The annual National Debt refers to the cash difference between all government receipts and spending of the United States Federal Government. The National Debt therefore increases or decreases as a result of the unified budget deficit or surplus. That being said, there is certain spending efforts that add to the gross debt but are excluded from the deficit.
Throughout history the National Debt has fluctuated greatly. Currently the debt is the highest it’s ever been; the United States is spending billions per month on defense and has their wars financed through interest loans from China. In decades prior, the United States operated with a budget surplus, meaning the nation was not indebted to other countries.
History of the National Debt
The United States, since its inception, has possessed a public debt.
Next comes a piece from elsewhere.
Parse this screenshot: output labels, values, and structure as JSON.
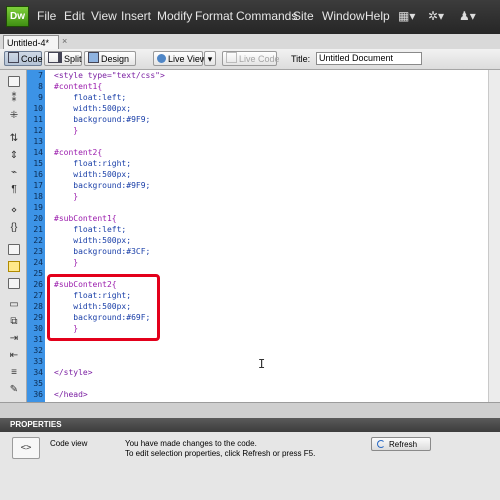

The National Debt first incurred during the American Revolutionary War and under the Articles of Confederation, the first National Debt was estimated at over $75 million dollars. Over the next 20 years, there were 14 surpluses to only two deficits. Following this time of prosperity, the United States Federal Government experienced another blow to the National Debt when financing for the War of 1812 exceeded the nation’s security holdings.
The second dramatic growth spurt of the National Debt occurred as a result of the Civil War—the National Debt ballooned from $65 million in 1860 to over $2.7 billion following the war. IN the following 50 years, however, the United States returned to the practice of running surpluses during times of peace. During this juncture, over 55% of the nation’s national debt was paid off.
The next period of major growth in the National Debt came during World War II—after the war the National Debt rose to over $25.5 billion. Similar to the previous cycles, the end of World War II was met with 11 straight surpluses. The buildup and involvement in World War II plus various social programs during the Roosevelt and Truman Administration caused a sixteen-fold increase in the gross public debt from $16 billion in 1930 to $260 billion in 1950.
Following the World War II period, the growth of the National debt mirrored the rate of inflation, where it tripled in size from $260 billion in 1950 to roughly $1 trillion in 1980. Following this era, the national public debt rose and fell between 1992 and 2000 and then increased under George W. Bush to $10.7 trillion by December of 2008. Under President Barack Obama, the debt increased from $10.7 trillion to $14.2 trillion by February 2011.